• // Business Intelligence
  • // Data Warehousing
  • // Business Analytics

Using BI to Optimize Performance Management



To date, few organizations have recognized and leveraged the potential that business intelligence (BI) offers to support the Balanced Scorecard (BSC) and other business-sponsored Performance Management (BPM) programs.  Many organizations approach BSC/BPM as business initiatives and support the business performance metrics associated with these programs with manual methods, commonly Excel spreadsheets.  Why should your BI program be involved in supporting BSC/BPM initiatives?  Manual methods of measurement are limited: they can be expensive to operate, cannot support complex performance measurement, are error-prone, and do not provide the analytic capability to drill into causes of non-performance.

Manual Metric Cost Considerations: 

While manual measurement appears “cheap,” organizations often spend more than $1 million per year on manual measurement once the labor cost of manual data gathering methods is included.  Using BI approaches to automate metrics can substantially reduce this cost.

Manual Metrics are Limited:

Many of the most effective ways of measuring business performance require complex logic that cannot be done using manual approaches.   For example, consider a manual process to measure your organization’s progress in acquiring new, high-value customers.  While BI approaches can handle the complex logic associated with this metric, manual methods cannot.  Many organizations stick to simple, ineffective metrics because their manual processes cannot support complex but more effective metrics.

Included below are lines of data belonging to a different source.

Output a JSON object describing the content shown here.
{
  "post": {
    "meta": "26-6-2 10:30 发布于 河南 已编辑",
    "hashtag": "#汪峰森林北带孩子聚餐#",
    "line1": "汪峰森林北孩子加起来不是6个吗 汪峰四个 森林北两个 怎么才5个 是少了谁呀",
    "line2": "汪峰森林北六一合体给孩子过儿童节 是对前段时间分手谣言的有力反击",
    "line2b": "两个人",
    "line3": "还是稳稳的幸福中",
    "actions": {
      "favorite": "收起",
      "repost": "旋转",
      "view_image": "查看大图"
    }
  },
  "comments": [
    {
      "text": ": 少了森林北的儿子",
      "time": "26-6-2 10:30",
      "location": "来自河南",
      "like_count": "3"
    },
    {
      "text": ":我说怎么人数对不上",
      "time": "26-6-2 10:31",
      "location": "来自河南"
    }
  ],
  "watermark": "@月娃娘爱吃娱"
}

Manual Metrics and Information Quality:

Manual measurement introduces errors, resulting in low-quality information.   This is due to several factors.  One explanation is that human beings make errors.  If data is being downloaded into Excel and calculations are being made by a number of different individuals, mistakes will be made.  It is difficult to enforce definitional standards across multiple people involved in manual measurement.  And, if your organizational unit is responsible for measuring its own performance, it is only human to interpret the data associated with performance measurement in ways that will make that performance look good.  Automation via BI eliminates human errors and thereby supports standardized, high-quality measurement.
 

BI can support BSC/BPM programs with improved measurement and provide supporting analytics.  For example, if your organization does not achieve its target for acquiring new, high-value customers, BI can provide analytics to answer the question, why not?  BSC/BPM programs must measure performance and provide insight regarding the reasons for lack of performance.  In this example, BI analytics might reveal that competitor pricing in certain markets is why new customer acquisition targets have not been met.  The understanding of causes provided by BI analytics enables management to decide what corrective actions to take.

To date, few organizations have recognized and leveraged the potential that BI offers in supporting BSC/BPM initiatives.  However, those that have are leaders in their industries.  These companies recognize the value of strategic alignment as envisioned by the Balanced Scorecard.  They bring this alignment to life by using BI capabilities to leverage information for optimal strategic advantage.  Most organizations have not yet begun to exploit the full potential of information-based competition.

By Nancy Williams, Vice President of BI/DW

© DecisionPath Consulting, 2011

Created by Matrix Group International, Inc. ®